**WHAT THE EXERCISE ASKS:** Search term "this": copy each line of the data containing it.

Entries from a dataset of interfaces:
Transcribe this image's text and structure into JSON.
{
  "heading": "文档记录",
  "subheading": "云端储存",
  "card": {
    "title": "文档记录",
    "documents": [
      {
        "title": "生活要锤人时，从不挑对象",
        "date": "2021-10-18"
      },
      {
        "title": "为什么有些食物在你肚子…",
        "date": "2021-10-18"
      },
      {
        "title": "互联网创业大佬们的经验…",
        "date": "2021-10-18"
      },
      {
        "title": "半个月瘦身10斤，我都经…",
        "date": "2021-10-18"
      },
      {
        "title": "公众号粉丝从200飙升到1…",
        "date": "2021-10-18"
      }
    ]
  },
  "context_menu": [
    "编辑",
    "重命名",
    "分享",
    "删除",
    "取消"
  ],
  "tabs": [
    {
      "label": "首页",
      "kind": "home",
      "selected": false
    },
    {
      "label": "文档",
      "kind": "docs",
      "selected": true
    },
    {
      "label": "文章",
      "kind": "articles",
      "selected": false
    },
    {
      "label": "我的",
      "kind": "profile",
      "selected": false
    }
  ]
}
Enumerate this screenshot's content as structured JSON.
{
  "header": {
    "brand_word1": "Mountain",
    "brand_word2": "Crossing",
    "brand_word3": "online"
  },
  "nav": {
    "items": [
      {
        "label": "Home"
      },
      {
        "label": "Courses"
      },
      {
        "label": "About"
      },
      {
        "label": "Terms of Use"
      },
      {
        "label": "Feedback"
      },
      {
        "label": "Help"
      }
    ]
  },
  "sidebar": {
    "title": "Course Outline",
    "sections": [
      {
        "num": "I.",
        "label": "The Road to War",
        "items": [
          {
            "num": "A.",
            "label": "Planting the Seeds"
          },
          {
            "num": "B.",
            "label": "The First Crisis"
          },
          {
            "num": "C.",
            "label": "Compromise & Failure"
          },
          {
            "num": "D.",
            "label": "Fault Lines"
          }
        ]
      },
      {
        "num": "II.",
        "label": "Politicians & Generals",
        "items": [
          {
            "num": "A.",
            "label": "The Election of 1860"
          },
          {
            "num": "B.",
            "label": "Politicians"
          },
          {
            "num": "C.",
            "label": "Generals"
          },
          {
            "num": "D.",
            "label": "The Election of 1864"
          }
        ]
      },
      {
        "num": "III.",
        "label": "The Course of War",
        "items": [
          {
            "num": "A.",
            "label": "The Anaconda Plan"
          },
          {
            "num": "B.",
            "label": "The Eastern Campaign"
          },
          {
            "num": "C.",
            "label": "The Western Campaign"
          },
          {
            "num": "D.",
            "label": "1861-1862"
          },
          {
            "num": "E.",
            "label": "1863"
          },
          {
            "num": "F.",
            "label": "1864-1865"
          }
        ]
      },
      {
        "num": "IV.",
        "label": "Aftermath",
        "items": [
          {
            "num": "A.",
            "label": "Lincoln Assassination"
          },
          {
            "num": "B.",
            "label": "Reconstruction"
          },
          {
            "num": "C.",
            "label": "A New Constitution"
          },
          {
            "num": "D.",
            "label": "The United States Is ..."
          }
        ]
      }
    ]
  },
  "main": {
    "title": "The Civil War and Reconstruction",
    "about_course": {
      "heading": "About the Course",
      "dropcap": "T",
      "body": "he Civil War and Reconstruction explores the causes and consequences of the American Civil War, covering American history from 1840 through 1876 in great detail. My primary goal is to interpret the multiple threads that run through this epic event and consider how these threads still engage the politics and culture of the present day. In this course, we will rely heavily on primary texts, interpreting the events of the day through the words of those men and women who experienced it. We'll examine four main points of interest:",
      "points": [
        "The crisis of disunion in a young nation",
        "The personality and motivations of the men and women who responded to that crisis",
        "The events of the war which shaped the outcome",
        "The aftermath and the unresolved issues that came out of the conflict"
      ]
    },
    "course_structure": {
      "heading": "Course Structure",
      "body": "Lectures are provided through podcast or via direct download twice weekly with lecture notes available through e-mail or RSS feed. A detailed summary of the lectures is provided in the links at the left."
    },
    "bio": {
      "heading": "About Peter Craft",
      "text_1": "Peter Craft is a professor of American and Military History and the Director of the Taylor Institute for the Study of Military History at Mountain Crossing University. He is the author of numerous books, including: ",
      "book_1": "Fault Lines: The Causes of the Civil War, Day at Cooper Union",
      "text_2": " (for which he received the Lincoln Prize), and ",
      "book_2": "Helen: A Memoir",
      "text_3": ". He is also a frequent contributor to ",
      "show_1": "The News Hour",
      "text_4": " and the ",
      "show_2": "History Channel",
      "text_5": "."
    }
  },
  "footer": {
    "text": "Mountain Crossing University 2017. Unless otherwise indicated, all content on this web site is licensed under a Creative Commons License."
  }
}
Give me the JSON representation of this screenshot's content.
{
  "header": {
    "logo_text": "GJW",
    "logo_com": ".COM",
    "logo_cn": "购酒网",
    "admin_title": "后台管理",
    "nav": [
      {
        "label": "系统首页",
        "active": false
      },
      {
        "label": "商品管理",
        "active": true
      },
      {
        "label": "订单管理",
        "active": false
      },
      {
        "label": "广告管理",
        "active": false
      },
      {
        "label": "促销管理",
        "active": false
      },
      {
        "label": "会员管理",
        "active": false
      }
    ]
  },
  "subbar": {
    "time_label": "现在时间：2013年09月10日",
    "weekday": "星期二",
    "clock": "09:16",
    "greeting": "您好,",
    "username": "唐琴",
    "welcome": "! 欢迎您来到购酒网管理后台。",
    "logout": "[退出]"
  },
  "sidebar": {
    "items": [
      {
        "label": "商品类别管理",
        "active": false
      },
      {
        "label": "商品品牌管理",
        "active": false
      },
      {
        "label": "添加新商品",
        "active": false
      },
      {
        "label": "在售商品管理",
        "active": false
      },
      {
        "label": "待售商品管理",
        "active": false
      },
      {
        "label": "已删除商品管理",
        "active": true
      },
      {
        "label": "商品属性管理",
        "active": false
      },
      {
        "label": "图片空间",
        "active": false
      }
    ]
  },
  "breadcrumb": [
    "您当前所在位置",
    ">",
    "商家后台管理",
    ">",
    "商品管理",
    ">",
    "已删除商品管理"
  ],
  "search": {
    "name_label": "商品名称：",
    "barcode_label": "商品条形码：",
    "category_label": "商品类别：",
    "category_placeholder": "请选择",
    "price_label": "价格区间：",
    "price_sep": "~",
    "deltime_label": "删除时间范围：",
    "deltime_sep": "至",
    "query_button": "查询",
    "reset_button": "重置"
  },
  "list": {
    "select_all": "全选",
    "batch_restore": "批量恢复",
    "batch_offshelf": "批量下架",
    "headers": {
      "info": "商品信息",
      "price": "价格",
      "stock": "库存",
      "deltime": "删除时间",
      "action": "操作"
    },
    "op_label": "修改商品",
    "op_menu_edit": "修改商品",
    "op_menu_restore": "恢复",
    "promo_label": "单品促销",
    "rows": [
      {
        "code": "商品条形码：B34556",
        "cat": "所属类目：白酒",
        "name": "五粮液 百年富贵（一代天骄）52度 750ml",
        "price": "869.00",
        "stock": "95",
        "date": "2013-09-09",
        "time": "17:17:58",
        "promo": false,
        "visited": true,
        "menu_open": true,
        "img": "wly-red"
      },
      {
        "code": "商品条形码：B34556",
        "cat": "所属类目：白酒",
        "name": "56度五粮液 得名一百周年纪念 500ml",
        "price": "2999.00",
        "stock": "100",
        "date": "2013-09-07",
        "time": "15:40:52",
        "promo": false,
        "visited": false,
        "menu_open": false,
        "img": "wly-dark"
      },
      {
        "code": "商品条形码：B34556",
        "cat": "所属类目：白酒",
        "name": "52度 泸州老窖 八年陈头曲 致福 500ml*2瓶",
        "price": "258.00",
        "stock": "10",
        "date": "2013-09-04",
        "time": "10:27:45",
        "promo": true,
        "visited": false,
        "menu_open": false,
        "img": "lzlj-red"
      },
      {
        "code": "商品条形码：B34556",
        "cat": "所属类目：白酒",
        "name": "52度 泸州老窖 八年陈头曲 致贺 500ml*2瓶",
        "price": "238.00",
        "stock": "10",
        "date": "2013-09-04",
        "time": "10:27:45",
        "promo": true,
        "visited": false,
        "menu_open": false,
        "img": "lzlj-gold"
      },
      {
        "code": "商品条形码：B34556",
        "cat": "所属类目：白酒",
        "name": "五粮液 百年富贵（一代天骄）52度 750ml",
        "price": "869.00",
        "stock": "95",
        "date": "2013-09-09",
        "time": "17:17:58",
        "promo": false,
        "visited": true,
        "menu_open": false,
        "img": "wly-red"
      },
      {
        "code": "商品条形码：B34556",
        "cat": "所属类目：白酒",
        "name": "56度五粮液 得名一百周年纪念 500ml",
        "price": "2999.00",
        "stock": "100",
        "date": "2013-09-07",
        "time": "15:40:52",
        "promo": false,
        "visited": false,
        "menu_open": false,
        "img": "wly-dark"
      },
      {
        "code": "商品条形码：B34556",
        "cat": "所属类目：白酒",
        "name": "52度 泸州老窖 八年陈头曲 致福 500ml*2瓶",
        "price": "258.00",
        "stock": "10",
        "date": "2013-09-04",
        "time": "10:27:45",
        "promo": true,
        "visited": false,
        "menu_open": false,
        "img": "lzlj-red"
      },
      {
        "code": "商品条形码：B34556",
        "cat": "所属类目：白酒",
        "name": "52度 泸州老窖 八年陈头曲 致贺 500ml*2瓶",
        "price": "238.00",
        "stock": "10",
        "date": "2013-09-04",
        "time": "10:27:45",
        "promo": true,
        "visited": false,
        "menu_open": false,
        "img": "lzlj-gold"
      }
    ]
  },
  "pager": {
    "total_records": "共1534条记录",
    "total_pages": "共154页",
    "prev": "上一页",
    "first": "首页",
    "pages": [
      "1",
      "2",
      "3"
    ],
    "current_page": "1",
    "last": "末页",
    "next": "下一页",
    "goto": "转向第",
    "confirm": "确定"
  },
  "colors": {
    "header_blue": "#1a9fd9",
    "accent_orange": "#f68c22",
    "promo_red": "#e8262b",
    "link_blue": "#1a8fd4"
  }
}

**RESPONSE BELOW:**
Transcribe this image's text and structure into JSON.
Enumerate this screenshot's content as structured JSON.
      "body": "he Civil War and Reconstruction explores the causes and consequences of the American Civil War, covering American history from 1840 through 1876 in great detail. My primary goal is to interpret the multiple threads that run through this epic event and consider how these threads still engage the politics and culture of the present day. In this course, we will rely heavily on primary texts, interpreting the events of the day through the words of those men and women who experienced it. We'll examine four main points of interest:",
    "text": "Mountain Crossing University 2017. Unless otherwise indicated, all content on this web site is licensed under a Creative Commons License."
Give me the JSON representation of this screenshot's content.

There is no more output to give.